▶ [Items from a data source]
________________________________________

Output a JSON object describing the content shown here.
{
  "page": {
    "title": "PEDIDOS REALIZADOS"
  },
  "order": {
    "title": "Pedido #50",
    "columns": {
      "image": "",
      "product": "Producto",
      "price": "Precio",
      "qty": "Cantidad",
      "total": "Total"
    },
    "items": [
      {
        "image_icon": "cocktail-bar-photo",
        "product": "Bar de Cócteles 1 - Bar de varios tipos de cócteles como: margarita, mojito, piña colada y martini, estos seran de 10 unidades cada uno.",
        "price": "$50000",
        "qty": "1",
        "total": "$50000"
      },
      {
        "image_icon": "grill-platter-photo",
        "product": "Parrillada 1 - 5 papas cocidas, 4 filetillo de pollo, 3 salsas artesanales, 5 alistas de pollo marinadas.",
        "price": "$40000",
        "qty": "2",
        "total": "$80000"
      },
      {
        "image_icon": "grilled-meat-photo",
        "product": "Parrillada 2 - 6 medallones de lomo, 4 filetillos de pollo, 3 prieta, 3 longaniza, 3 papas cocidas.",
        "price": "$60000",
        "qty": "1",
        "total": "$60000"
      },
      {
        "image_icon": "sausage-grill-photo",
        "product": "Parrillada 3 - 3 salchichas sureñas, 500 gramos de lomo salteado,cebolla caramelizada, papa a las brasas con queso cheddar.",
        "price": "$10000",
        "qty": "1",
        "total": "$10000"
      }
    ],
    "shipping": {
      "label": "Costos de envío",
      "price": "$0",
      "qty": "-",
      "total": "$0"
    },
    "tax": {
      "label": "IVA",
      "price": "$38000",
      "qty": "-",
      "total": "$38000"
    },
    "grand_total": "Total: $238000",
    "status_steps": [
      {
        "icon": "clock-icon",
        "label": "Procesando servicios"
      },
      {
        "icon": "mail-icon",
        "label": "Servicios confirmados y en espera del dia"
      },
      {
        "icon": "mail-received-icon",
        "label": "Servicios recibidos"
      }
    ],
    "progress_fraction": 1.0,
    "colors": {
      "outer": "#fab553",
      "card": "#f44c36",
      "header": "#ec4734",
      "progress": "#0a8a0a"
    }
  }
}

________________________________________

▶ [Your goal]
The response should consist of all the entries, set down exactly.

▶ [Response for this exercise]
Output a JSON object describing the content shown here.
{
  "page": {
    "title": "PEDIDOS REALIZADOS"
  },
  "order": {
    "title": "Pedido #50",
    "columns": {
      "image": "",
      "product": "Producto",
      "price": "Precio",
      "qty": "Cantidad",
      "total": "Total"
    },
    "items": [
      {
        "image_icon": "cocktail-bar-photo",
        "product": "Bar de Cócteles 1 - Bar de varios tipos de cócteles como: margarita, mojito, piña colada y martini, estos seran de 10 unidades cada uno.",
        "price": "$50000",
        "qty": "1",
        "total": "$50000"
      },
      {
        "image_icon": "grill-platter-photo",
        "product": "Parrillada 1 - 5 papas cocidas, 4 filetillo de pollo, 3 salsas artesanales, 5 alistas de pollo marinadas.",
        "price": "$40000",
        "qty": "2",
        "total": "$80000"
      },
      {
        "image_icon": "grilled-meat-photo",
        "product": "Parrillada 2 - 6 medallones de lomo, 4 filetillos de pollo, 3 prieta, 3 longaniza, 3 papas cocidas.",
        "price": "$60000",
        "qty": "1",
        "total": "$60000"
      },
      {
        "image_icon": "sausage-grill-photo",
        "product": "Parrillada 3 - 3 salchichas sureñas, 500 gramos de lomo salteado,cebolla caramelizada, papa a las brasas con queso cheddar.",
        "price": "$10000",
        "qty": "1",
        "total": "$10000"
      }
    ],
    "shipping": {
      "label": "Costos de envío",
      "price": "$0",
      "qty": "-",
      "total": "$0"
    },
    "tax": {
      "label": "IVA",
      "price": "$38000",
      "qty": "-",
      "total": "$38000"
    },
    "grand_total": "Total: $238000",
    "status_steps": [
      {
        "icon": "clock-icon",
        "label": "Procesando servicios"
      },
      {
        "icon": "mail-icon",
        "label": "Servicios confirmados y en espera del dia"
      },
      {
        "icon": "mail-received-icon",
        "label": "Servicios recibidos"
      }
    ],
    "progress_fraction": 1.0,
    "colors": {
      "outer": "#fab553",
      "card": "#f44c36",
      "header": "#ec4734",
      "progress": "#0a8a0a"
    }
  }
}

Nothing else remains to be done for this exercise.